Instead, they have disembowelled the story and set it within the completely phoney-seeming context of the wars of religion and the persecution of Protestants. Exactly who is who is made laboriously clear from the outset. In place of a wife who ironically learns the meaning of love in the arms of a counterfeit spouse, we're given Juliette Caton's pretty, cardboard heroine who innocently recognises that this Guerre is a stranger but falls in love with him at first sight anyway, even though five minutes beforehand she had been so adamant about remaining faithful to her absconded, uncaring husband and so unhappy at the Catholic church's attempts to remarry her that she'd joined a secret sect of Protestants.

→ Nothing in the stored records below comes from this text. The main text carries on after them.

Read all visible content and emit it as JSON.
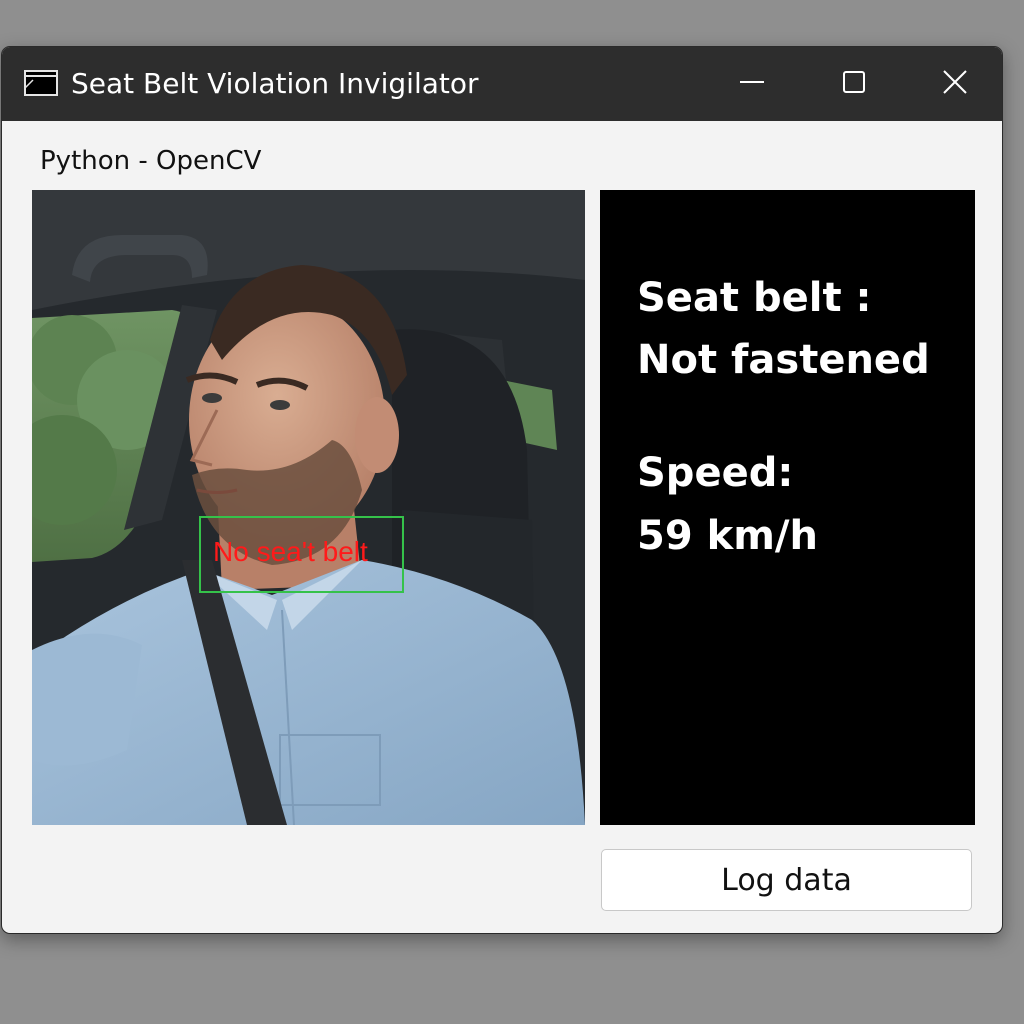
{
  "window": {
    "title": "Seat Belt Violation Invigilator",
    "icon": "window-app-icon",
    "controls": {
      "minimize_icon": "minimize-icon",
      "maximize_icon": "maximize-icon",
      "close_icon": "close-icon"
    }
  },
  "subtitle": "Python - OpenCV",
  "camera_feed": {
    "detection_label": "No sea't belt",
    "detection_box_color": "#35c24a",
    "detection_label_color": "#ff1a1a"
  },
  "status_panel": {
    "seatbelt_label": "Seat belt :",
    "seatbelt_value": "Not fastened",
    "speed_label": "Speed:",
    "speed_value": "59 km/h",
    "background_color": "#000000",
    "text_color": "#ffffff"
  },
  "actions": {
    "log_button_label": "Log data"
  },
  "colors": {
    "titlebar": "#2d2d2d",
    "window_background": "#f3f3f3"
  }
}
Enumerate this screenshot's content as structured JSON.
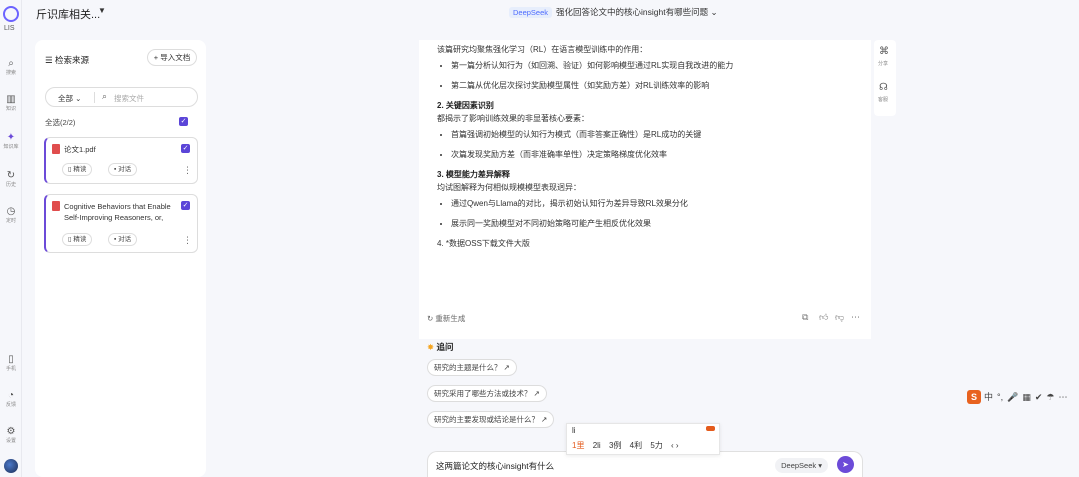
{
  "rail": {
    "logo_label": "LIS",
    "items": [
      {
        "icon": "search-icon",
        "glyph": "⌕",
        "label": "搜索"
      },
      {
        "icon": "library-icon",
        "glyph": "▥",
        "label": "知识"
      },
      {
        "icon": "knowledge-base-icon",
        "glyph": "✦",
        "label": "知识库"
      },
      {
        "icon": "history-icon",
        "glyph": "↻",
        "label": "历史"
      },
      {
        "icon": "clock-icon",
        "glyph": "◷",
        "label": "定时"
      },
      {
        "icon": "phone-icon",
        "glyph": "▯",
        "label": "手机"
      },
      {
        "icon": "feedback-icon",
        "glyph": "◔",
        "label": "反馈"
      },
      {
        "icon": "settings-icon",
        "glyph": "⚙",
        "label": "设置"
      }
    ]
  },
  "topbar": {
    "kb_title": "斤识库相关...",
    "center_badge": "DeepSeek",
    "center_title": "强化回答论文中的核心insight有哪些问题"
  },
  "left_panel": {
    "title": "☰ 检索来源",
    "upload_label": "导入文档",
    "scope_select": "全部",
    "search_placeholder": "搜索文件",
    "all_label": "全选(2/2)",
    "files": [
      {
        "name": "论文1.pdf",
        "chip1": "精读",
        "chip2": "对话"
      },
      {
        "name": "Cognitive Behaviors that Enable Self-Improving Reasoners, or,",
        "chip1": "精读",
        "chip2": "对话"
      }
    ]
  },
  "answer": {
    "intro": "该篇研究均聚焦强化学习（RL）在语言模型训练中的作用：",
    "bullets_1": [
      "第一篇分析认知行为（如回溯、验证）如何影响模型通过RL实现自我改进的能力",
      "第二篇从优化层次探讨奖励模型属性（如奖励方差）对RL训练效率的影响"
    ],
    "h2": "2. 关键因素识别",
    "p2": "都揭示了影响训练效果的非显著核心要素：",
    "bullets_2": [
      "首篇强调初始模型的认知行为模式（而非答案正确性）是RL成功的关键",
      "次篇发现奖励方差（而非准确率单性）决定策略梯度优化效率"
    ],
    "h3": "3. 模型能力差异解释",
    "p3": "均试图解释为何相似规模模型表现迥异：",
    "bullets_3": [
      "通过Qwen与Llama的对比，揭示初始认知行为差异导致RL效果分化",
      "展示同一奖励模型对不同初始策略可能产生相反优化效果"
    ],
    "p4": "4. *数据OSS下载文件大版",
    "regen_label": "重新生成",
    "follow_head": "追问",
    "follow_ups": [
      "研究的主题是什么？",
      "研究采用了哪些方法或技术？",
      "研究的主要发现或结论是什么？"
    ]
  },
  "input": {
    "text": "这两篇论文的核心insight有什么",
    "model_label": "DeepSeek",
    "model_caret": "▾"
  },
  "ime": {
    "composition": "li",
    "candidates": [
      "1里",
      "2li",
      "3例",
      "4利",
      "5力"
    ]
  },
  "side_tools": [
    {
      "icon": "share-icon",
      "glyph": "⌘",
      "label": "分享"
    },
    {
      "icon": "headset-icon",
      "glyph": "☊",
      "label": "客服"
    }
  ],
  "sogou": {
    "logo": "S",
    "items": [
      "中",
      "°,",
      "🎤",
      "▦",
      "✔",
      "☂",
      "⋯"
    ]
  }
}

That's the level of plausibility. The couple's love, their born-again Protestantism, the religious intolerance that threatens to tear them apart are all tackled with a spectacular shallowness. "All I know is that all I want to be is to be close to you," they warble in one of the more moving songs from a score that betrays its influences so often (a touch of Grieg here, a bit of Khachaturian there), it's like a through-sung IOU. The anthemic numbers for the chorus of villagers are reminiscent of Orff on an orff day, while Edward Hardy's lyrics ("His arm is neither too long or too short/ and his feet are exactly the size that they ought") make you wonder what the lyrics of the lyricist who was dropped could have been like.

Choreographer Bob Avian has come up with a stamping dance-step for the suspiciously well-groomed peasants. This injects some much-needed life into the proceedings, though it puts you in mind of tap-dancing for the slow-witted. Nick Ormerod's simple design of revolving multi-purpose, wood-framed towers allows Declan Donnellan's production to achieve an impressive fluidity but all their Cheek by Jowl talents can't disguise the fact that there is an enormous emptiness at the heart of this product and that "product" is the right word for it. With a fine, natural-sounding voice and a strikingly handsome presence, Iain Glen, as the hero, keeps reminding you that there is such a thing as human depth. And that, in these circumstances, is some achievement.